View Full Version : Charge for applying top soil?

04-13-2008, 04:37 PM
What would you guys normally charge as an application rate for top soil. Minus out the cost of the soil and any delivery charges. Say you got a customer who wants you to wheelbarrow and rake out 5 yards of top soil to various areas of their lawn. Assume they already have had the soil delivered. What would you charge them per yard?? Would you charge the same or more than you would for mulch?

Also: how much does 1 cubic yard of soil weigh.

04-13-2008, 05:56 PM
1 cubic yard of soil can range from like 1500-2500 pounds depending on soil type and moisture level

I figure that 1 yard of soil can be hauled and raked out per hour on average. of course it all depends on how far it has to go

04-13-2008, 06:04 PM
If your charging labor 35 dollars per man hour is fair you could possibly get a little more

04-13-2008, 06:07 PM
We charge $85/yard that includes the topsoil itself which is about $15...so we get $70 per yard for labor.

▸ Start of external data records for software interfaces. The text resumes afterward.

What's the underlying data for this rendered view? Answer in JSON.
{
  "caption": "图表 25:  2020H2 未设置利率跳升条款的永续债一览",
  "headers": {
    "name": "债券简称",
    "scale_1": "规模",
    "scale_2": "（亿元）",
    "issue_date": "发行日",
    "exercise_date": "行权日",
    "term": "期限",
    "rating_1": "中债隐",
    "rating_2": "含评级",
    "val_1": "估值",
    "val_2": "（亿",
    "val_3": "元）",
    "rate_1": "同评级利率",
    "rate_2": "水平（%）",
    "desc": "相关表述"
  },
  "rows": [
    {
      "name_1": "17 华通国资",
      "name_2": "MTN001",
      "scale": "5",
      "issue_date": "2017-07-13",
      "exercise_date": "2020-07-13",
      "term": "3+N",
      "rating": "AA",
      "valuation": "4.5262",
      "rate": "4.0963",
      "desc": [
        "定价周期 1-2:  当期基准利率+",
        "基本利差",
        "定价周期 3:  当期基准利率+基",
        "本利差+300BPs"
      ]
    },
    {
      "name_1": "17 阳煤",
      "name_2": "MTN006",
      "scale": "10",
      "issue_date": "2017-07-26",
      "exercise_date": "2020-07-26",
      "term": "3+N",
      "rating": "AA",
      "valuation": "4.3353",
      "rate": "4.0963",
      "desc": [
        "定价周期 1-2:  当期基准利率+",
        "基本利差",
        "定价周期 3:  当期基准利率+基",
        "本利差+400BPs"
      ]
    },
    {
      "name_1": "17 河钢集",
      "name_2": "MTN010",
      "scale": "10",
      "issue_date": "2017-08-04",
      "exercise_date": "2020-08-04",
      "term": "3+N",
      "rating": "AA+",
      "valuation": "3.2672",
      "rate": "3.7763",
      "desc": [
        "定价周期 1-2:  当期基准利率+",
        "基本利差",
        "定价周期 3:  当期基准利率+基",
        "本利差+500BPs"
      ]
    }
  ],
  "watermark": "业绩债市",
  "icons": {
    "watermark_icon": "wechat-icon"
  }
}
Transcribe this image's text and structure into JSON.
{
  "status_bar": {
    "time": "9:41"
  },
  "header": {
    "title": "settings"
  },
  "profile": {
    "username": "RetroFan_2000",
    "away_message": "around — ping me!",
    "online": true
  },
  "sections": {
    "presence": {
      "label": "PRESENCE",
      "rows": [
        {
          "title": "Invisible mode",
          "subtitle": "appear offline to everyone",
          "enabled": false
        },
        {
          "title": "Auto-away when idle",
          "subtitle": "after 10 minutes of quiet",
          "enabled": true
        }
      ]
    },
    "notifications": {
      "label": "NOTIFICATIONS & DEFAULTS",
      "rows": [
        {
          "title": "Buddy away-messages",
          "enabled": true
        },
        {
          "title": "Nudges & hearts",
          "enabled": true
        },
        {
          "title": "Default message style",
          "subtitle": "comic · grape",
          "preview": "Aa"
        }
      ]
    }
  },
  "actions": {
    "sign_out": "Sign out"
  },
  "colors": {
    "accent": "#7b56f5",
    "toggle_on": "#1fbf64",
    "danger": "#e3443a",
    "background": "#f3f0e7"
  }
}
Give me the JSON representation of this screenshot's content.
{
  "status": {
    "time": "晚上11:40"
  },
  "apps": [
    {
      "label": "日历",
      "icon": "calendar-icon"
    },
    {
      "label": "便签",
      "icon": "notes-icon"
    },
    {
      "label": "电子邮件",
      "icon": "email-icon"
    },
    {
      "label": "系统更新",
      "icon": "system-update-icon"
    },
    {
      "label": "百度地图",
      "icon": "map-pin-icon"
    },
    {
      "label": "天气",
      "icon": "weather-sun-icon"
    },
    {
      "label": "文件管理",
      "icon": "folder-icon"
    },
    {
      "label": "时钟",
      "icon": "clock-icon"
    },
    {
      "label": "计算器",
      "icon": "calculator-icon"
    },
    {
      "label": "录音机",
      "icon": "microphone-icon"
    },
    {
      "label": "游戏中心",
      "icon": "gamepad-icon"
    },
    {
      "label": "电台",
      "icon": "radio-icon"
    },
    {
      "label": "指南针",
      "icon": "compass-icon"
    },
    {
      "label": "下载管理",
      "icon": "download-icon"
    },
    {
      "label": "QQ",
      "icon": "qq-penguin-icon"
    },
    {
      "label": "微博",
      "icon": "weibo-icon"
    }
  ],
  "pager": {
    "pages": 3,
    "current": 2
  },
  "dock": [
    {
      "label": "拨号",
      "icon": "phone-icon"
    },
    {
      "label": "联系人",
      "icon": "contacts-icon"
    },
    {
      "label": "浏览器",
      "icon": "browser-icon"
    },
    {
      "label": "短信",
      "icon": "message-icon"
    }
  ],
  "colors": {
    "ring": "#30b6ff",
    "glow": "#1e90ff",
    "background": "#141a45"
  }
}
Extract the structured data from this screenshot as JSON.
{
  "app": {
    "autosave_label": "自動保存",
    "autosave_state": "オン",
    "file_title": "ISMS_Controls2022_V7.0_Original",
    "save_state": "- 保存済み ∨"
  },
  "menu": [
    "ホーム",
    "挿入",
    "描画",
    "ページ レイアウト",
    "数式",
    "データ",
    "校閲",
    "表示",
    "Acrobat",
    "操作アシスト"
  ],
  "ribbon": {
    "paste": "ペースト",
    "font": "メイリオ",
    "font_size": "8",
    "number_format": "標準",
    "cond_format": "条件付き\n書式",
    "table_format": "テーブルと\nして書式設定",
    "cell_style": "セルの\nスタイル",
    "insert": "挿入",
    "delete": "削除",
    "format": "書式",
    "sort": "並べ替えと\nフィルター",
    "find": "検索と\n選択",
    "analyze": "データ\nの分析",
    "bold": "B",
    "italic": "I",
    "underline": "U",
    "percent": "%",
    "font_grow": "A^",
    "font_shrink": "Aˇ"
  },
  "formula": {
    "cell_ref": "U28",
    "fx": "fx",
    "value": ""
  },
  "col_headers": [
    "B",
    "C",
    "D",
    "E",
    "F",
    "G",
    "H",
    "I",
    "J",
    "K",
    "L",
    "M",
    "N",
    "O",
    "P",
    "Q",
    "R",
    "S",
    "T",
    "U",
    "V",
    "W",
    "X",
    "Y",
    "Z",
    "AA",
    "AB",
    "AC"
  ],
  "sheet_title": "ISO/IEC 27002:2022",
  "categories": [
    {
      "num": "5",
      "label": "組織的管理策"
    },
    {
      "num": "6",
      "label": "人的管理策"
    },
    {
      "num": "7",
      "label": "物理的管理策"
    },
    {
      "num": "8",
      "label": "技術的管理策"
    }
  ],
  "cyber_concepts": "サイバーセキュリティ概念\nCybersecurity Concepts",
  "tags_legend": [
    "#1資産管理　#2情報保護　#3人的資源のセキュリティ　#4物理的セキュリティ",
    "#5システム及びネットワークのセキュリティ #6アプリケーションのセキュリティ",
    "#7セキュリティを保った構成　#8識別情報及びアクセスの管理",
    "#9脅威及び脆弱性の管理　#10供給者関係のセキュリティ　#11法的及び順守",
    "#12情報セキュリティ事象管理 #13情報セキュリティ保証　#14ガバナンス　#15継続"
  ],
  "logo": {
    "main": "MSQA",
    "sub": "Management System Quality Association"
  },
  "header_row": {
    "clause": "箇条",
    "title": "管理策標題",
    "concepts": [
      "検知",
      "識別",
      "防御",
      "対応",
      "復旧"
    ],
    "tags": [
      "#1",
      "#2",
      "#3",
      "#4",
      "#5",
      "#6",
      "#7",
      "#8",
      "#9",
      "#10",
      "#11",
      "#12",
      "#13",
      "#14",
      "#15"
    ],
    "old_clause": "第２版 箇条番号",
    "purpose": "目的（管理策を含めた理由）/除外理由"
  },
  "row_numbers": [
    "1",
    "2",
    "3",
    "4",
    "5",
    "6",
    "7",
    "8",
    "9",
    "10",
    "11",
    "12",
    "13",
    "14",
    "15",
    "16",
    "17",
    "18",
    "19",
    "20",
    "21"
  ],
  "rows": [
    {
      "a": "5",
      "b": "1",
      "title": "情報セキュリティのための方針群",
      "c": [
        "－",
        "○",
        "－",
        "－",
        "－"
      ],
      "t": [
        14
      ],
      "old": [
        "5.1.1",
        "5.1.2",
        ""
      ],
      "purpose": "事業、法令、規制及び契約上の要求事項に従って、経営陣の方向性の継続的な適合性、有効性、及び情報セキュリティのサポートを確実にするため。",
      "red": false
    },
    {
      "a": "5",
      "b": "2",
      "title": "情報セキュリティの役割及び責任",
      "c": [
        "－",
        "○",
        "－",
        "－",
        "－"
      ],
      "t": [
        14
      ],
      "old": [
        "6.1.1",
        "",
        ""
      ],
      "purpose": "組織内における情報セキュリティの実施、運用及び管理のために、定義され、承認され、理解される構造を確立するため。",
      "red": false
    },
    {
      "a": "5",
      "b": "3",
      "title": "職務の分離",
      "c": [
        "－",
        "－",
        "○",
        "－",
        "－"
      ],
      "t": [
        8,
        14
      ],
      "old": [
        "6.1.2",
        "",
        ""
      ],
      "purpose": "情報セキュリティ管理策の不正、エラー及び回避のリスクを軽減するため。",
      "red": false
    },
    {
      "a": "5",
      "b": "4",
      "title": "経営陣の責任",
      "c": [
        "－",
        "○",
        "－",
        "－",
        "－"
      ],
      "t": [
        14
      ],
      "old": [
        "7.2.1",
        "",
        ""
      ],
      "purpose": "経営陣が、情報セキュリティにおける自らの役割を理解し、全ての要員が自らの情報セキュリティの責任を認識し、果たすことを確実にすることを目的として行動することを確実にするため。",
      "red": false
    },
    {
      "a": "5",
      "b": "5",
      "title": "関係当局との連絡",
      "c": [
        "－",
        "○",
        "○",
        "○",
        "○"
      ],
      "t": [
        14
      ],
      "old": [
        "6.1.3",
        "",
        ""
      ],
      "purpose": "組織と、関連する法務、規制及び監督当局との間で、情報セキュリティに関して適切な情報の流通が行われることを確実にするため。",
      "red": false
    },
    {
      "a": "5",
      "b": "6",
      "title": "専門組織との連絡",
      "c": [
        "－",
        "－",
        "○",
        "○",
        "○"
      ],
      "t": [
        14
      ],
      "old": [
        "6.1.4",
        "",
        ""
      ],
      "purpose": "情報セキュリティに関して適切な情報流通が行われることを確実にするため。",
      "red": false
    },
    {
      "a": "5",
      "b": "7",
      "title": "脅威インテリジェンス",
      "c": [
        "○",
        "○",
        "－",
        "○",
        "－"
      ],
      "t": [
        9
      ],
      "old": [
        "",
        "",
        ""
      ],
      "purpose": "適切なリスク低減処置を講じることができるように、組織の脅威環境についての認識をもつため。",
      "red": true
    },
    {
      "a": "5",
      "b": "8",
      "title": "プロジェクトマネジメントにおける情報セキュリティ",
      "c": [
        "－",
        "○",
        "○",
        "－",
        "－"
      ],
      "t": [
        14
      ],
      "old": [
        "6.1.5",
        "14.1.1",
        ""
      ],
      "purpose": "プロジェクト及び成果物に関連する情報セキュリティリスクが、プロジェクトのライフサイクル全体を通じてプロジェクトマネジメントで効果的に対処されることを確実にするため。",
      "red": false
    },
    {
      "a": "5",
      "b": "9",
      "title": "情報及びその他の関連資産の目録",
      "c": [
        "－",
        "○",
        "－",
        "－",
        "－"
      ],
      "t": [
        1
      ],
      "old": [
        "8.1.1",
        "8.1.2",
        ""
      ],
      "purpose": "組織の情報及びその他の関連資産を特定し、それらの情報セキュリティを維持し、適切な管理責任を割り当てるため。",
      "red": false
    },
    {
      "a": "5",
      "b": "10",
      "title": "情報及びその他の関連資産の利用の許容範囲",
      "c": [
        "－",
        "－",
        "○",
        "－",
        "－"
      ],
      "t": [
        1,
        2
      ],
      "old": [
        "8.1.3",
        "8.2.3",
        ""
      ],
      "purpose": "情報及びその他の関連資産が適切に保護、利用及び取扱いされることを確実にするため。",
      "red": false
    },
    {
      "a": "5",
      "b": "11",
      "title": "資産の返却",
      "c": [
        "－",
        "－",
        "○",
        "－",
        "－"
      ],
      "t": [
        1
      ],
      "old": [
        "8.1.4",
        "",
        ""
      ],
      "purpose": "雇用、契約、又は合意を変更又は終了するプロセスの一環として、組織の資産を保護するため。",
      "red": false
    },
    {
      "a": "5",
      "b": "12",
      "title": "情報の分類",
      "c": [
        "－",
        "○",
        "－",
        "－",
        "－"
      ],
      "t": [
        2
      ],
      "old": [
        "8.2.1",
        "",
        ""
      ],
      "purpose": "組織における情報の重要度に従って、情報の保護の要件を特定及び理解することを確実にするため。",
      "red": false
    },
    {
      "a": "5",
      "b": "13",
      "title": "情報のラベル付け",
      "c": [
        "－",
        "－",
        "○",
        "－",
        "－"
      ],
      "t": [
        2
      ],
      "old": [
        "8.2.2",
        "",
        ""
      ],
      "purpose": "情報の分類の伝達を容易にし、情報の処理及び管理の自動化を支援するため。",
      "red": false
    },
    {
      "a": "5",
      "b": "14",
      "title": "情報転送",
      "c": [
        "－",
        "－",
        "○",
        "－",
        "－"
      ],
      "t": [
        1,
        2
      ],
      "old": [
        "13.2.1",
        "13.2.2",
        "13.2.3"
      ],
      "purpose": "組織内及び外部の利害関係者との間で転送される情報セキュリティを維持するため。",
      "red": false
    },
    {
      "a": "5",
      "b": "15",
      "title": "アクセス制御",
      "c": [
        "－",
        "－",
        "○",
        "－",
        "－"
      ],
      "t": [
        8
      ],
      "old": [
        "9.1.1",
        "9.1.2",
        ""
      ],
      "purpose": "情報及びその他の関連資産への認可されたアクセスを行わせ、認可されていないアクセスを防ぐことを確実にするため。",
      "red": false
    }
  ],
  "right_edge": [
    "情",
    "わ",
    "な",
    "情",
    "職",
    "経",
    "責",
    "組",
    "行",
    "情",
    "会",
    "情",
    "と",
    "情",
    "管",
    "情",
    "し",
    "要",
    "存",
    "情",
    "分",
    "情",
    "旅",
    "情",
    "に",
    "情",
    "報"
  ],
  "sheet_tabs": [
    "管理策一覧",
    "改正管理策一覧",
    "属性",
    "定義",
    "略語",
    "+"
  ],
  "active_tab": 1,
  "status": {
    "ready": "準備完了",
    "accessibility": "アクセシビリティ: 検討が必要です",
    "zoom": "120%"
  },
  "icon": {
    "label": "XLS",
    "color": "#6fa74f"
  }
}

04-14-2008, 07:50 AM
75 a yard for front work,90 for anything that has to go into the back of any given property.

04-14-2008, 08:28 AM
If you are not sure what to charge for material and labor, one good way to find out is to double your material cost and add on a few bucks for delivery. Or, take you material cost and multiply by 2.5 depending on what you are putting down and what the cost is. Its only a five yard job so if doubling your material isn't enough at the end of the day you will know that for the next time you need to raise that price a little bit. Of course, that also depends on what kind of topsoil you are putting down. Around here topsoil ranges from $20-25 per yard depending on where you go and what kind of mix you purchase. If you have to wheel it out, take that time into consideration and add a few bucks for that as well. At the end of the day, keep track of how many hours it took you per man on the job, figure your hourly labor rate for the day and then decide if you made what you need to, or if you need to adjust your price up or down from there. Its a learning curve that will take you time to get just right.